The obvious problem is that they don’t pay taxes. This is not a trivial point. In 2002 the tax exemptions for nonprofit hospitals was approximately 12 billion dollars, and in that same year the estimated cost of providing medical care to the entire uninsured population was 60 billion. That means that we could care for 20% of the uninsured population by simply taxing nonprofit hospitals.
The larger issue is that the nonprofit designation of many hospitals seems to be a betrayal of the intent of the law. We do not tax nonprofit organizations because they provide charitable services. But is this true of nonprofit hospitals. When compared to for profit hospitals, nonprofits were less likely to care for Medicaid patients, and no more likely to provide free care to indigent populations. Moreover, nonprofit hospitals were more likely to be located in more affluent areas and hence have access to better paying patients.
Furthermore, these “nonprofit” hospitals are actually very profitable. The average CEO compensation was over 2 million dollars and in some instances over ten million. UPMC had 30 employees (most executives) making over one million dollars.

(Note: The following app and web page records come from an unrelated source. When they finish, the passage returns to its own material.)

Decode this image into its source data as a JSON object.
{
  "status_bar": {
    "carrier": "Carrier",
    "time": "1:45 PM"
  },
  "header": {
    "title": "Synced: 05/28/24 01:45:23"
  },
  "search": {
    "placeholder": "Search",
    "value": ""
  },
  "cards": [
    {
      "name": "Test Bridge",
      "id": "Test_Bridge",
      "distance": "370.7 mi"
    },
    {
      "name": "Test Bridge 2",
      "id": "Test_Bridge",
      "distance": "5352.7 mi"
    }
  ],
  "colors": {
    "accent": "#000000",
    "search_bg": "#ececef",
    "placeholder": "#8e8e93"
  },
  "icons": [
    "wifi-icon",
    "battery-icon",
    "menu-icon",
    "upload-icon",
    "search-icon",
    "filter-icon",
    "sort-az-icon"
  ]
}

We should all be asking our lawmakers why the “nonprofit” hospital industry is generating huge executive paychecks and not paying taxes when we still have people who cant afford insurance?